(RNS) — Was Jesus a socialist?
Charlie Kirk says no. But the Rev. Jonathan Wilson-Hartgrove says Jesus is more complicated than that.
Kirk and Wilson-Hartgrove may square off soon at a proposed debate to be hosted by the new Falkirk Center for Faith and Liberty at Liberty University.
On Thursday (Dec. 12), the Twitter account of the newly created conservative think tank posted a challenge to Wilson-Hartgrove, a progressive faith leader in North Carolina, offering to host a debate over whether Jesus was a socialist.
The tweet stipulated that the debate would be conducted between Wilson-Hartgrove and Kirk, the 26-year-old co-founder of the Falkirk Center and head of the conservative group Turning Point USA.
The tweet said both parties would also include one other participant of their choosing.
Wilson-Hartgrove, a pastor and author of "Revolution of Values: Reclaiming Public Faith for the Common Good," responded by accepting the challenge and offering up prominent progressive activist the Rev. William Barber II as his partner.

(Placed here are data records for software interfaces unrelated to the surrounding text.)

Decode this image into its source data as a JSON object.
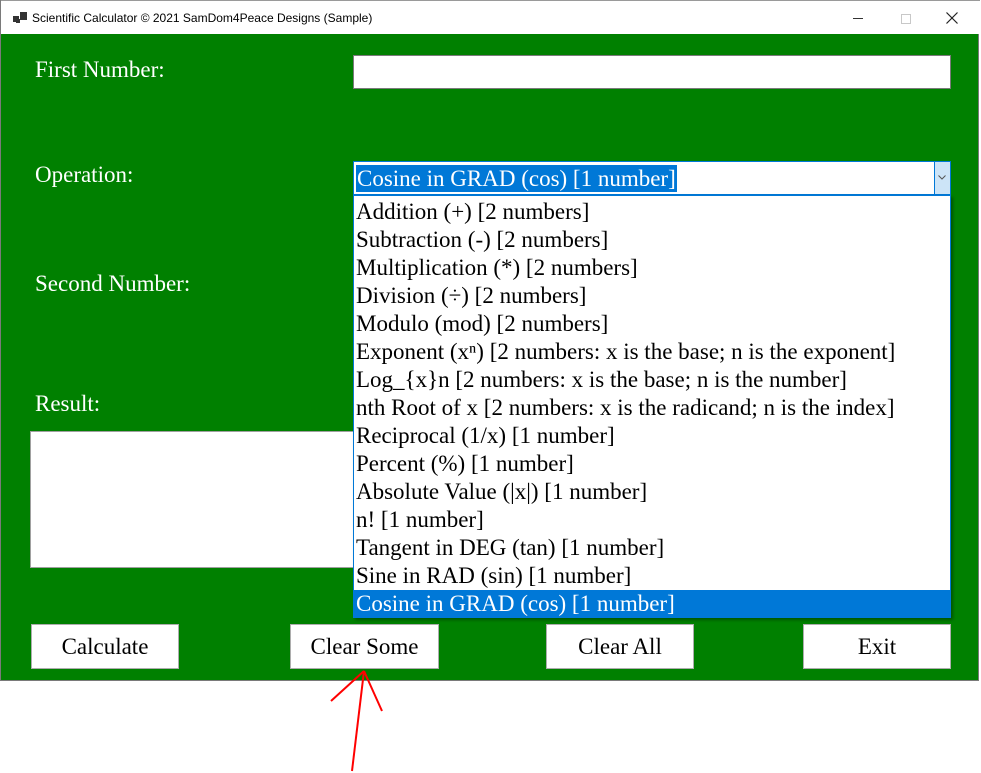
{
  "window": {
    "title": "Scientific Calculator © 2021 SamDom4Peace Designs (Sample)",
    "icon": "app-window-icon",
    "controls": [
      "minimize",
      "maximize",
      "close"
    ]
  },
  "form": {
    "first_number_label": "First Number:",
    "first_number_value": "",
    "operation_label": "Operation:",
    "operation_selected": "Cosine in GRAD (cos) [1 number]",
    "second_number_label": "Second Number:",
    "result_label": "Result:",
    "result_value": ""
  },
  "operations": [
    {
      "label": "Addition (+) [2 numbers]",
      "selected": false
    },
    {
      "label": "Subtraction (-) [2 numbers]",
      "selected": false
    },
    {
      "label": "Multiplication (*) [2 numbers]",
      "selected": false
    },
    {
      "label": "Division (÷) [2 numbers]",
      "selected": false
    },
    {
      "label": "Modulo (mod) [2 numbers]",
      "selected": false
    },
    {
      "label": "Exponent (xⁿ) [2 numbers: x is the base; n is the exponent]",
      "selected": false
    },
    {
      "label": "Log_{x}n [2 numbers: x is the base; n is the number]",
      "selected": false
    },
    {
      "label": "nth Root of x [2 numbers: x is the radicand; n is the index]",
      "selected": false
    },
    {
      "label": "Reciprocal (1/x) [1 number]",
      "selected": false
    },
    {
      "label": "Percent (%) [1 number]",
      "selected": false
    },
    {
      "label": "Absolute Value (|x|) [1 number]",
      "selected": false
    },
    {
      "label": "n! [1 number]",
      "selected": false
    },
    {
      "label": "Tangent in DEG (tan) [1 number]",
      "selected": false
    },
    {
      "label": "Sine in RAD (sin) [1 number]",
      "selected": false
    },
    {
      "label": "Cosine in GRAD (cos) [1 number]",
      "selected": true
    }
  ],
  "buttons": {
    "calculate": "Calculate",
    "clear_some": "Clear Some",
    "clear_all": "Clear All",
    "exit": "Exit"
  },
  "annotation": {
    "type": "red-arrow",
    "target": "clear-some-button",
    "color": "#ff0000"
  },
  "colors": {
    "background": "#008000",
    "selection": "#0078d7",
    "label_text": "#ffffff"
  }
}
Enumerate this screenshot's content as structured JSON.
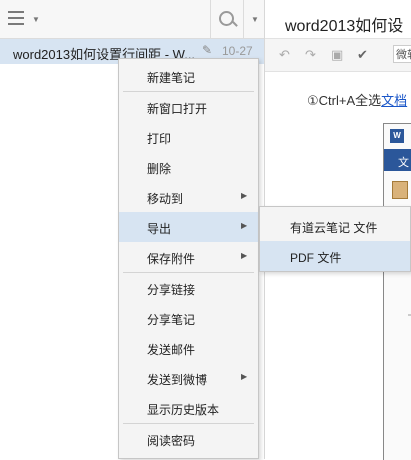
{
  "search": {
    "placeholder": ""
  },
  "note_list": {
    "items": [
      {
        "title": "word2013如何设置行间距 - W...",
        "date": "10-27",
        "selected": true
      }
    ]
  },
  "editor": {
    "doc_title": "word2013如何设",
    "font_select_value": "微软",
    "body_prefix": "①Ctrl+A全选",
    "body_link": "文档",
    "embedded": {
      "logo_text": "W",
      "ribbon_tab": "文"
    }
  },
  "context_menu": {
    "new_note": "新建笔记",
    "open_new_window": "新窗口打开",
    "print": "打印",
    "delete": "删除",
    "move_to": "移动到",
    "export": "导出",
    "save_attachment": "保存附件",
    "share_link": "分享链接",
    "share_note": "分享笔记",
    "send_email": "发送邮件",
    "send_weibo": "发送到微博",
    "show_history": "显示历史版本",
    "read_password": "阅读密码"
  },
  "export_submenu": {
    "youdao_file": "有道云笔记 文件",
    "pdf_file": "PDF 文件"
  },
  "colors": {
    "highlight": "#d7e4f2",
    "menu_bg": "#f4f4f4",
    "link": "#1a56c8"
  }
}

However, he also appeared to reject the premise of the debate.
"Socialism emerged in the 19th (century) as a critique of capitalism, which didn’t exist in 1st century Palestine," he tweeted. "But if (Charlie Kirk) & Falwell are up for a public conversation about what the Lord requires of us in public life, (the Rev. William Barber) & I are ready."
A representative for the Poor People's Campaign, which Barber leads, told Religion News Service the pastor and activist is willing to participate if the Falkirk Center makes good on the challenge.
Wilson-Hartgrove later tweeted that he is planning to lobby to expand the debate to allow each side to field three participants each and potentially include the Rev. Bishop Yvette Flunder, pastor of the City of Refuge United Church of Christ in Oakland, California.
Wilson Hartgrove told Religion News Service that a Liberty University official has already reached out to him.
"I’ve told him we’re glad to talk details," Wilson Hartgrove said.
The debate challenge comes more than two years after Wilson-Hartgrove, Barber, and others published an open letter challenging Jerry Falwell, Jr. to a "peaceful debate" about Christian teaching at Liberty University. Both Wilson-Hartgrove and Barber hosted a revival near Liberty a few months later, where faith leaders voiced numerous criticisms of Falwell and his leadership of the school.
It is unclear whether Falwell, a close ally of President Donald Trump, will participate in the debate.
The creation of Liberty's Falkirk Center was announced in late November with the goal of defending "Judeo-Christian" beliefs. At the time, Kirk told the Washington Examiner that the group hoped to “play offense against the secular Left.”